It’s that time of year again — it’s company party season! And ho, ho, ho, guess who was asked to plan your team building event? It’s you! If you’re a first-timer, you may be a little nervous about the process. Don’t worry — we’re here to help you step out on the right foot and relieve a few beginner jitters. When you start with a thoughtful game plan, team building event planning success will be your reality.
These five tips will help you become the hero of your team building event. You got this.
1. Pick a Goal and Activity
Team building can and should be fun, but it should also be a structured activity that supports your company values and helps your team feel engaged and connected at work. Choosing a goal will help guide you toward the right activity and theme. For example, if your team needs a communication boost, planning a collaborative activity is a fun way to get there. Just make sure you don’t pick an activity that is too physically demanding for any team member.
2. Set a Time Limit
Work events — even fun ones — are more successful if they aren’t open-ended. A schedule is good for your business because it allows workers to prepare to be out of the office. No one wants to miss a deadline or go radio silent on a client. It’s also fair to say that most people have schedules outside of work, so it’s best practice to hold the event during work hours.
3. Choose a Venue
Once you’ve picked an activity and time, you’ll know the kind of space you need to make your event safe and comfortable. If you’re booking a venue or hiring an event planner, do it early in your planning process. Shopping around for a budget-friendly price takes time, and some venues fill up weeks in advance.
4. Prep, Prep, Prep
There’s a reason why the Boy Scouts like to “be prepared.” The more preparation you put in, the more likely your team building event will go off without a hitch. Now is the time to embrace checklists, spreadsheets, and itineraries. Heck, you can even indulge in a little “worst case scenario” thinking to help reveal potential planning problems. Think through logistics like transportation, food, water, gear, and swag.
5. Communicate the Plan
The more your team members know about the event, the better they can prepare both personally and professionally.
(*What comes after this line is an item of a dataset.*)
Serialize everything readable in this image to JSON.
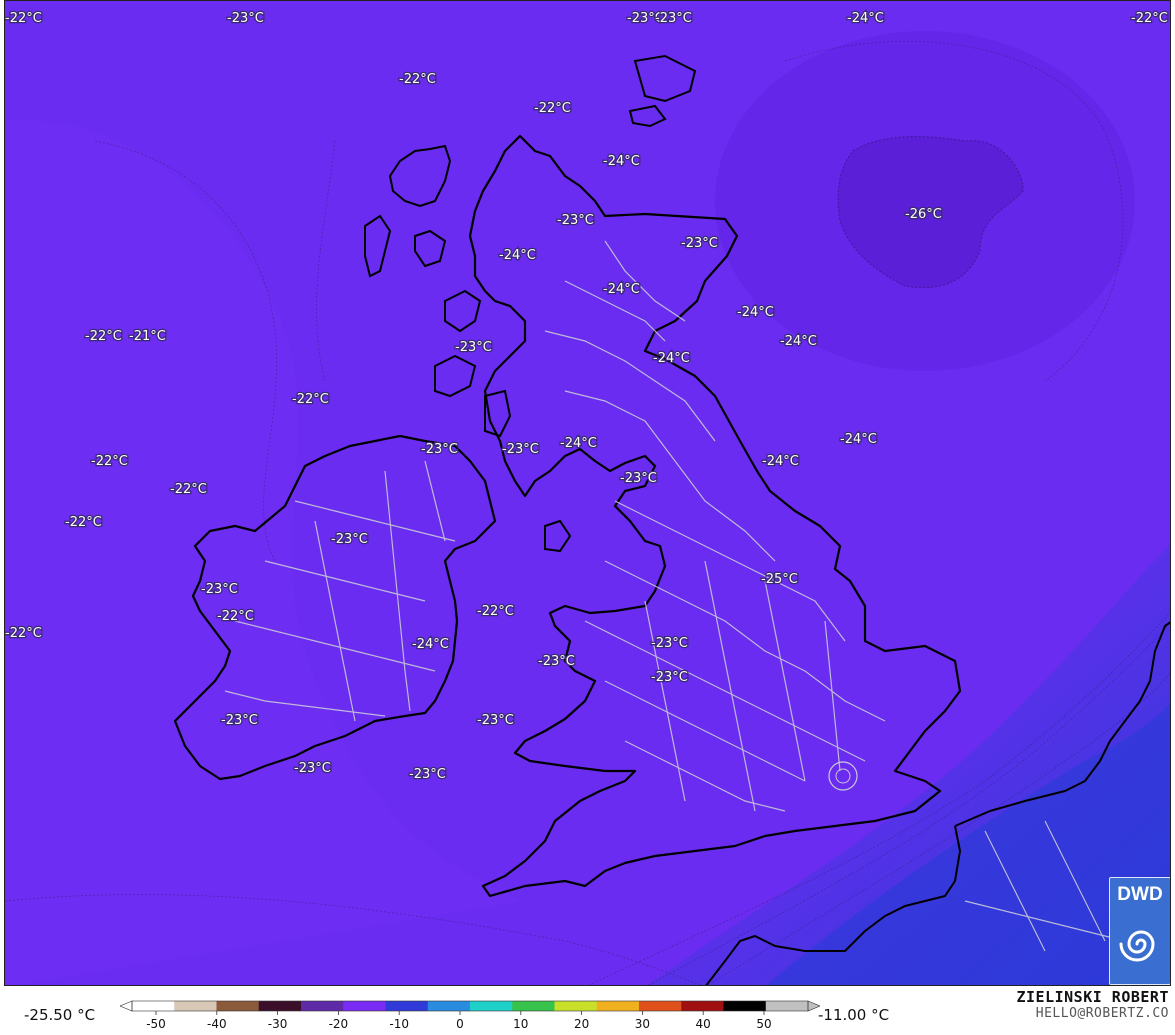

Use these three steps as a guideline: 1. Announce the activity early in the process so concerns and adjustments can be addressed before details are set. 2. Send out a firm itinerary as soon as possible. Include details for everything the company is providing (transportation, food, t-shirts, etc.) and what employees will need to bring (sunscreen, tennis shoes, a can-do spirit, etc.). 3. Send out a reminder or two as the event approaches.
Bonus Tip: Get Post-Event Feedback
With team building event planning — as with running a business — it’s important to know what is going well and what needs adjusting. Anonymous feedback from participants will help you gauge the success of the activity and help you improve the next outing. Ask participants about the event in general and if they learned or experienced anything they’ve applied to their work.